by Sally Mynewskin
Today I had a woman client – let’s call her Priscilla – who complains about never being seen or heard – she is also very vague about what being seen or heard means – it is a lot more than someone looking at her or actively listening to her. When her partner – who came in with her – tries to “hear” or “see” her, he invariably makes a misstep and she become bitter that he’s forever clueless and “just doesn’t get it.”
I have no idea what Priscilla really means, so I ask her to move to another chair and respond as her partner would had he really heard her – I explain that this demo might be more clarifying than trying to describe what she means.
Immediately she’s annoyed with me. “Why should I have to do all the work? Why can’t he just do it? Why do I have to do it for him?
If he listens he gets clobbered for not seeing her. If he moves over to put his arm around her and console her, she objects. She can’t understand why he gets angry at her because she is a therapist and she is “careful to be very clear in all my communications.”
Apparently there is a form of empathy and compassionate contact I am not familiar with as I am not able to do it or help him do it.
Next, she wonders aloud, “Why is it so hard for therapists to be understanding? I am able to see and understand my clients.”
I act as if I haven’t heard her dig at me.
Moments later I am once again totally clueless about her needs. Foolishly, I risk asking her what kind of response from her husband would be helpful. After considerable thought she actually identifies something she wants, which neither her husband nor I would have guessed was on the menu.
I say to Priscilla, “Now that he knows what a good response would be and he actually replied to you in this manner, would you say to him that it doesn’t do any good because he had to be told what to say?”
Her response, “Of course.”
It’s hard for me to say without some sarcasm,”So let me see if I got this right. He’s an idiot if he can’t figure out what you want, and if you tell him what you want, it’s meaningless.”
So I don’t say it.
Instead I say, “It must be tough to not get what you desire yet feel frustrated if he wants you to coach him to give him more of what you desire.”
To this, Priscilla has no reply.
Brain on the Blink
Brains that don’t process energy and information very well are especially susceptible to cognitive distortions. For any variety of reasons people possessing such brains are both unable to recognize these cognitive distortions; consequently they are unable to actually take effective action to do anything about them. Here’s a handy list of 20 of more than 100 of the Most Common Cognitive Distortions. Priscilla puts many of these into play in almost every session and is clueless about their operations. It’s undoubtedly tough not being seen, and at the same time feel so much frustration when your husband needs to be coached to give you more of what you want.
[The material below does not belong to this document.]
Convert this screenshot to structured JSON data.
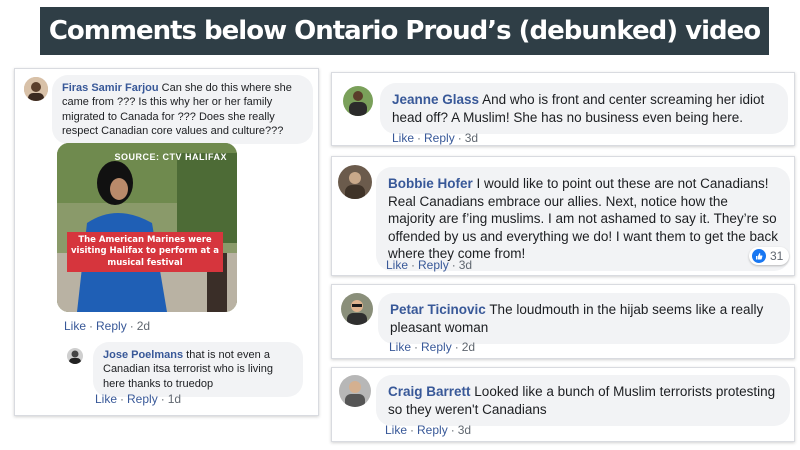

And yet, providing insight, being understanding, being empathetic, clarifying her individual objectives for coming in, all go nowhere. My lizard brain wants to smack her or say something very unprofessional. With a lot of impulse control, I manage to hold my tongue.
It is a fool’s errand to ask Priscilla what she means by being understood and being seen, as it just leads to more frustration for everyone involved. The bind though, is that the work in the office will go nowhere until she is seen and understood.
Trying to understand the roots of her pain are mostly met with annoyance over us not dealing with the problem of her husband being so insensitive.
In the end, with Priscilla, I have four choices: smack, fire, refer, or plod on. What would you do?
Anybody want a referral?